[Page and application data records]
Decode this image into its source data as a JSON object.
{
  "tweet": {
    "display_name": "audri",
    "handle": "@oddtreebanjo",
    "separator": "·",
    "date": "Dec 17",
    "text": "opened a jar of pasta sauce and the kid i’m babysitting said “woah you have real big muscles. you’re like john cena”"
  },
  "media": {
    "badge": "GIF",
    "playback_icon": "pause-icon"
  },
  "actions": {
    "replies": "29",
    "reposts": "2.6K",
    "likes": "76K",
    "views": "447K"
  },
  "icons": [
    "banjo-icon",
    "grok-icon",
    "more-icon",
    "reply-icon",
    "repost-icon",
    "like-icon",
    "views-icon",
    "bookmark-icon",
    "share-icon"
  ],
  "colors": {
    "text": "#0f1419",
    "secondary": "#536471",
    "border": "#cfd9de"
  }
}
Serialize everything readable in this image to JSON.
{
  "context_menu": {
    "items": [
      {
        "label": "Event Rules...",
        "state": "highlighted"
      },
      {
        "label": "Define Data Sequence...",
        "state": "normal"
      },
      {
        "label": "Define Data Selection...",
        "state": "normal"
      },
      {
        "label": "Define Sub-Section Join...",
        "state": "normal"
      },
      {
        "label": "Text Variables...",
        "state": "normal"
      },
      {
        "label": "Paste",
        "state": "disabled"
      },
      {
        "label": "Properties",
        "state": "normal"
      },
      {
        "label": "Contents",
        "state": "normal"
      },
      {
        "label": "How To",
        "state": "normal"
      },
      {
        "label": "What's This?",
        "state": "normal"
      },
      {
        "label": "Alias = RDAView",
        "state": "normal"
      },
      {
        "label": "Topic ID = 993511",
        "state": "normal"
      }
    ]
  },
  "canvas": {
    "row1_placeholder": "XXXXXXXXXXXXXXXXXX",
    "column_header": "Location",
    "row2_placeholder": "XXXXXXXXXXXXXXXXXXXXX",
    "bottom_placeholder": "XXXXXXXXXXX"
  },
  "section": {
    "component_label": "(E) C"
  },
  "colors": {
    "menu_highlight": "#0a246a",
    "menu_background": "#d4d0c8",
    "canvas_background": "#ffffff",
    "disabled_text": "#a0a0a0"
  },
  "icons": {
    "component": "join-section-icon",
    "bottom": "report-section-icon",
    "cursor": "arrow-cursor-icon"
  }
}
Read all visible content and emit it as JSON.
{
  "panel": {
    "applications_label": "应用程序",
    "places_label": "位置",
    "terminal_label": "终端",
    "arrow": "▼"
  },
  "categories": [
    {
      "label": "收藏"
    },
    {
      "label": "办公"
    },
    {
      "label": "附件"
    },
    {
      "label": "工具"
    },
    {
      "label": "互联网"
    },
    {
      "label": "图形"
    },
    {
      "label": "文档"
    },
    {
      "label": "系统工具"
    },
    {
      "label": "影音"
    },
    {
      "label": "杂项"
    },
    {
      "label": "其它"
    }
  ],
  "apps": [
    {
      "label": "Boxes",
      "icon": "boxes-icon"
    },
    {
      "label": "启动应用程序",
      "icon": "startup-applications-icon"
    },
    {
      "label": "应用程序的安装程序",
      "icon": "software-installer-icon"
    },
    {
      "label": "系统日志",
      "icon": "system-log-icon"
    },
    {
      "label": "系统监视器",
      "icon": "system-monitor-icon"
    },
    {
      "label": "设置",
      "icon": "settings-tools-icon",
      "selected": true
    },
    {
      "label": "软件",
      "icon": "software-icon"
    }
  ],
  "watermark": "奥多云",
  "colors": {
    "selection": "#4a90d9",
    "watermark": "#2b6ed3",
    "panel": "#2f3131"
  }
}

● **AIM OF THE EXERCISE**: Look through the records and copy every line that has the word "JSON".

● **SOLUTION TO THIS TASK**:
Decode this image into its source data as a JSON object.
Serialize everything readable in this image to JSON.
Read all visible content and emit it as JSON.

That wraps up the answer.